At Haber Law Firm, APC, we know that managing a staff of any size in any sector or industry presents significant operational challenges. Whether you need more personnel to expand, create internal rules to ensure everyone’s safety and equality, or downsize to pivot to a new growth area, having access to an experienced employment law attorney in Los Angeles County can assist your organization to avoid common blunders that may harm your personal and professional reputation. Our Encino employer defense attorney represents clients in the following legal disputes and litigation areas:
- Breach of Contract
- Alternative Dispute Resolution
- Employee Privacy
- Family and Medical Leaves
- Class Action Defense
- Disability Discrimination
- Workplace Investigations
- Management Training
- Sexual Harassment
- Wage and Hour Compliance
- Unfair Business Practices
- Whistleblower Claims
- Wrongful Termination
- Workplace Violence
- Reductions in Force/WARN Act Compliance
Haber Law Firm, APC will consider all mitigating circumstances and resolution choices in order to obtain the finest possible outcome for your particular needs while also standing firmly beside you with a strong litigation strategy to minimize any potentially harmful results.
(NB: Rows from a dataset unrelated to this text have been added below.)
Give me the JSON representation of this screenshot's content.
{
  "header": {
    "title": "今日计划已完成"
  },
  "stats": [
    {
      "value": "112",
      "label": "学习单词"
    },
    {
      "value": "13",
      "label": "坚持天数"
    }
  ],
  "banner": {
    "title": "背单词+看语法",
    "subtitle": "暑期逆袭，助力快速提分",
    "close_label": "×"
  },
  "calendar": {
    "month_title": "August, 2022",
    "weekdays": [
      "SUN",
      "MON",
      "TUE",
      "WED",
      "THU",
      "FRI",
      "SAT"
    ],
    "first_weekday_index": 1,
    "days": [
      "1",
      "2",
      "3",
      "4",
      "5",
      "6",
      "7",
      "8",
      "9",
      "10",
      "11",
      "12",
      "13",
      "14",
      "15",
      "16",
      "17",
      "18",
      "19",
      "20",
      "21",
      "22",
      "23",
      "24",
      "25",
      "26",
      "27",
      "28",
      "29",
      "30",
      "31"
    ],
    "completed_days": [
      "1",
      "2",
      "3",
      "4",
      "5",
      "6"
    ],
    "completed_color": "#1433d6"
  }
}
If you’re an employer in California facing employment allegations, contact our employer defense attorney in Encino today.
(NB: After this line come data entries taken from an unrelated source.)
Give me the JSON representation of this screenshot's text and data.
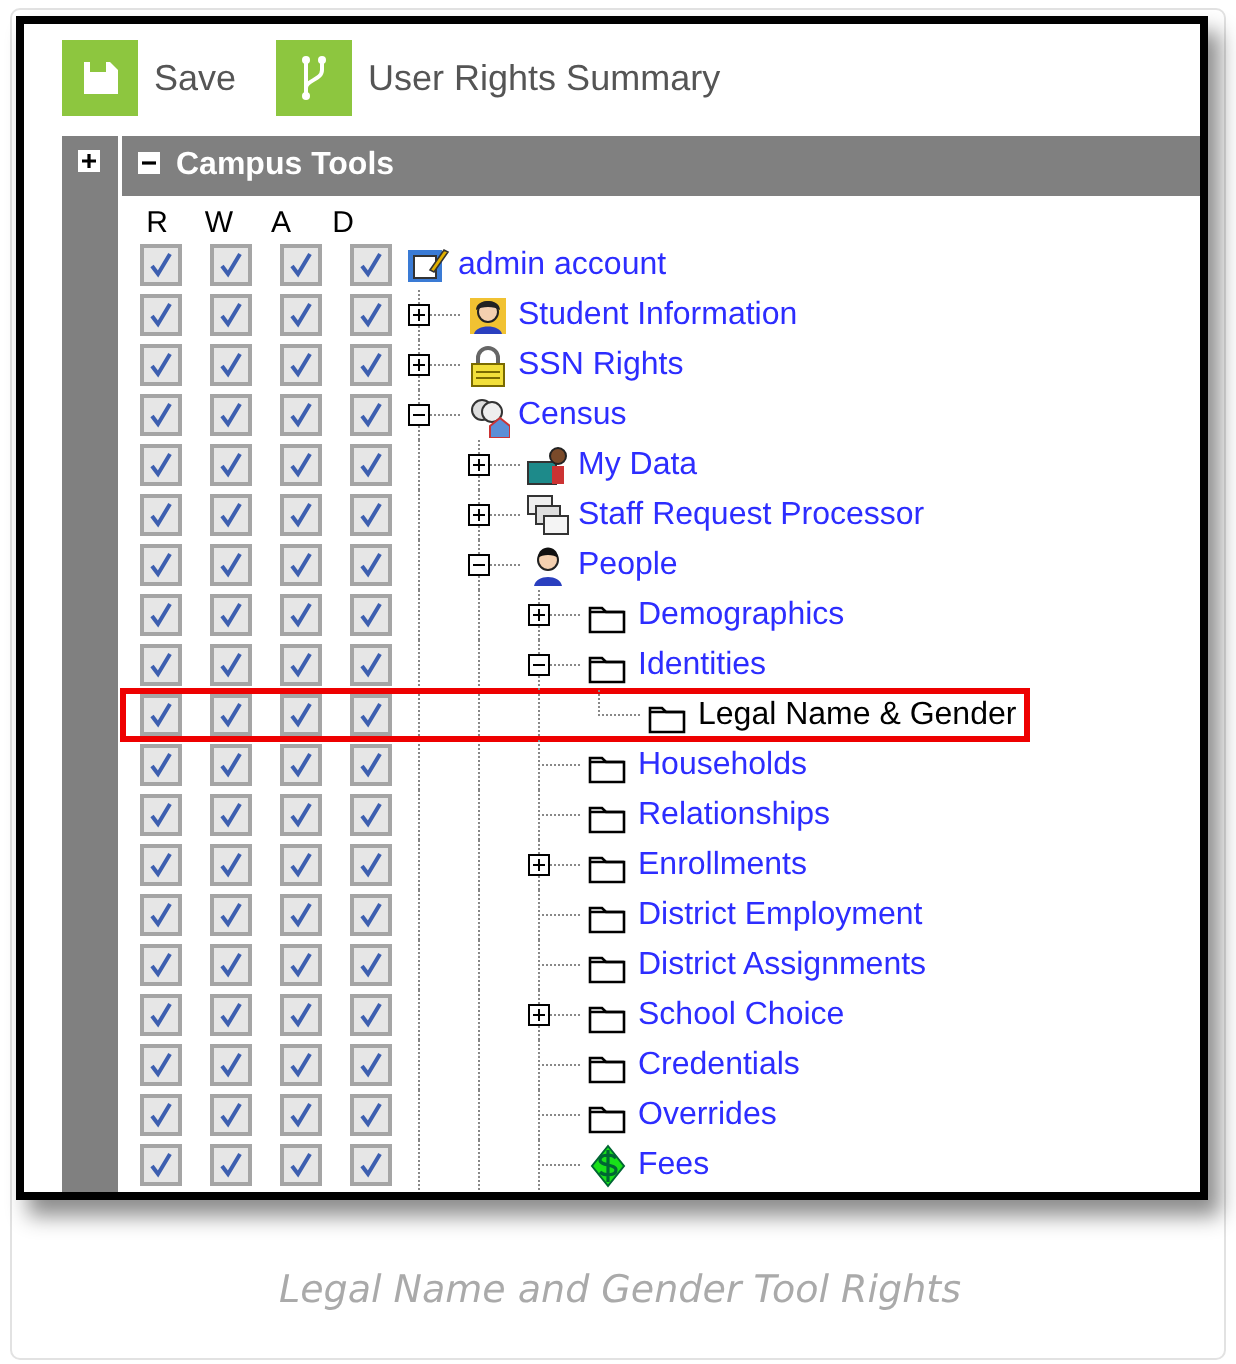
{
  "toolbar": {
    "buttons": [
      {
        "kind": "save",
        "label": "Save"
      },
      {
        "kind": "summary",
        "label": "User Rights Summary"
      }
    ]
  },
  "panel": {
    "title": "Campus Tools",
    "columns": [
      "R",
      "W",
      "A",
      "D"
    ],
    "tree": [
      {
        "label": "admin account",
        "kind": "account",
        "rights": [
          true,
          true,
          true,
          true
        ],
        "selected": false,
        "children": [
          {
            "label": "Student Information",
            "kind": "student",
            "expanded": false,
            "rights": [
              true,
              true,
              true,
              true
            ],
            "selected": false
          },
          {
            "label": "SSN Rights",
            "kind": "lock",
            "expanded": false,
            "rights": [
              true,
              true,
              true,
              true
            ],
            "selected": false
          },
          {
            "label": "Census",
            "kind": "census",
            "expanded": true,
            "rights": [
              true,
              true,
              true,
              true
            ],
            "selected": false,
            "children": [
              {
                "label": "My Data",
                "kind": "mydata",
                "expanded": false,
                "rights": [
                  true,
                  true,
                  true,
                  true
                ],
                "selected": false
              },
              {
                "label": "Staff Request Processor",
                "kind": "staff",
                "expanded": false,
                "rights": [
                  true,
                  true,
                  true,
                  true
                ],
                "selected": false
              },
              {
                "label": "People",
                "kind": "person",
                "expanded": true,
                "rights": [
                  true,
                  true,
                  true,
                  true
                ],
                "selected": false,
                "children": [
                  {
                    "label": "Demographics",
                    "kind": "folder",
                    "expanded": false,
                    "rights": [
                      true,
                      true,
                      true,
                      true
                    ],
                    "selected": false
                  },
                  {
                    "label": "Identities",
                    "kind": "folder",
                    "expanded": true,
                    "rights": [
                      true,
                      true,
                      true,
                      true
                    ],
                    "selected": false,
                    "children": [
                      {
                        "label": "Legal Name & Gender",
                        "kind": "folder",
                        "rights": [
                          true,
                          true,
                          true,
                          true
                        ],
                        "selected": true
                      }
                    ]
                  },
                  {
                    "label": "Households",
                    "kind": "folder",
                    "rights": [
                      true,
                      true,
                      true,
                      true
                    ],
                    "selected": false
                  },
                  {
                    "label": "Relationships",
                    "kind": "folder",
                    "rights": [
                      true,
                      true,
                      true,
                      true
                    ],
                    "selected": false
                  },
                  {
                    "label": "Enrollments",
                    "kind": "folder",
                    "expanded": false,
                    "rights": [
                      true,
                      true,
                      true,
                      true
                    ],
                    "selected": false
                  },
                  {
                    "label": "District Employment",
                    "kind": "folder",
                    "rights": [
                      true,
                      true,
                      true,
                      true
                    ],
                    "selected": false
                  },
                  {
                    "label": "District Assignments",
                    "kind": "folder",
                    "rights": [
                      true,
                      true,
                      true,
                      true
                    ],
                    "selected": false
                  },
                  {
                    "label": "School Choice",
                    "kind": "folder",
                    "expanded": false,
                    "rights": [
                      true,
                      true,
                      true,
                      true
                    ],
                    "selected": false
                  },
                  {
                    "label": "Credentials",
                    "kind": "folder",
                    "rights": [
                      true,
                      true,
                      true,
                      true
                    ],
                    "selected": false
                  },
                  {
                    "label": "Overrides",
                    "kind": "folder",
                    "rights": [
                      true,
                      true,
                      true,
                      true
                    ],
                    "selected": false
                  },
                  {
                    "label": "Fees",
                    "kind": "dollar",
                    "rights": [
                      true,
                      true,
                      true,
                      true
                    ],
                    "selected": false
                  }
                ]
              }
            ]
          }
        ]
      }
    ]
  },
  "caption": "Legal Name and Gender Tool Rights"
}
What Constitutes Wrongful Termination in California?
“Wrongful termination” is a term used to describe the end of an employment relationship without cause or justification, as prohibited by the Fair Employment and Housing Act (FEHA) and other federal laws. Title VII of the Civil Rights Act of 1964, the Age Discrimination in Employment Act of 1967, and the Americans with Disabilities Act of 1990 are just a few examples of federal legislation that could serve as a basis for a wrongful termination claim. If you terminate employment because it fits one of these categories, you may be filing a wrongful termination lawsuit:
- The termination infringes the provision of any California or federal law
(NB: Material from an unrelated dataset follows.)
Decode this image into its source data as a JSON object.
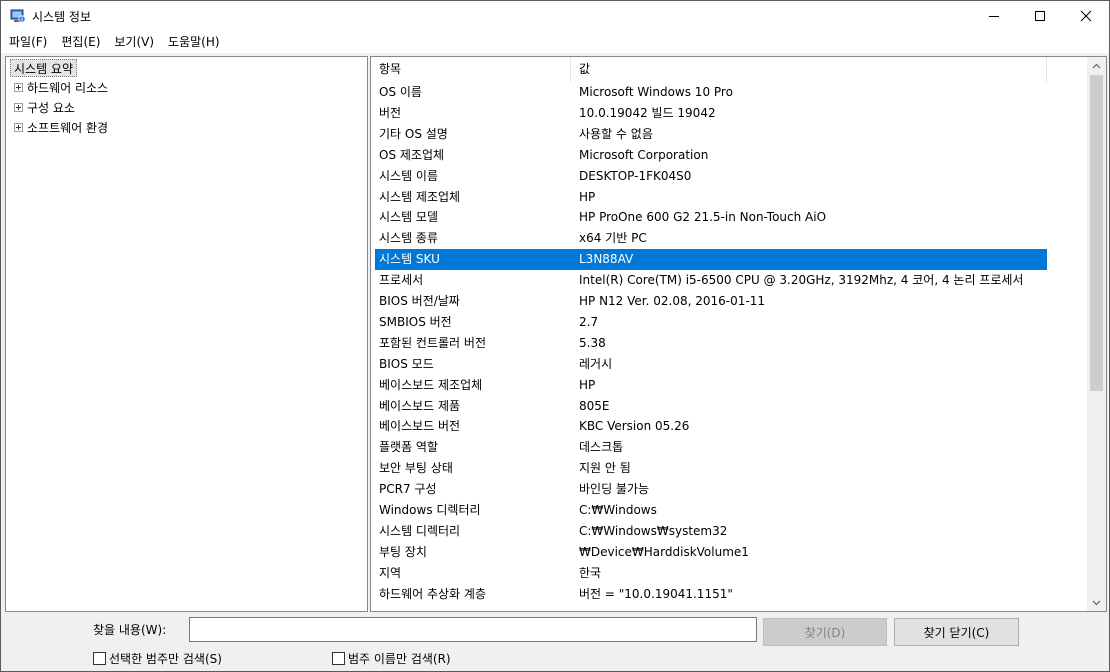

- It breaks the terms of an employment contract
- It disregards the employer’s specified employment and termination guidelines
- It is founded on discriminatory reasons
- It retaliates for an employee’s exercise of protected activity
- It is in breach of public policy
A wrongful termination lawsuit may be filed under statutory, judicial, or employment contract protections. The continual development of case law and the passage of new legislation create a dynamic work environment in California. An experienced Encino employer defense attorney closely monitors changing winds to ensure employers are up to date on preventing and defending unlawful termination claims in the state.
Contact Our Encino Employer Defense Attorney Today
Take proactive measures to prevent conflicts with employees to create a pleasant and efficient workplace that uses each employee’s talents to propel your company forward. However, not all conflicts can be resolved on your end, in some instances, litigation is required. If you’re an employer in California facing an employment law claim, contact our Encino employer defense attorney right away. For a thorough free consultation, call Haber Law Firm, APC today, or get in touch with us online today.
This website contains attorney advertising. The information provided herein should not be relied upon as legal advice. Every legal matter is unique and you should always seek the advice of a retained attorney to answer your legal inquiries. Haber Law Firm, APC, will not represent you unless an attorney-client relationship is formally created in writing.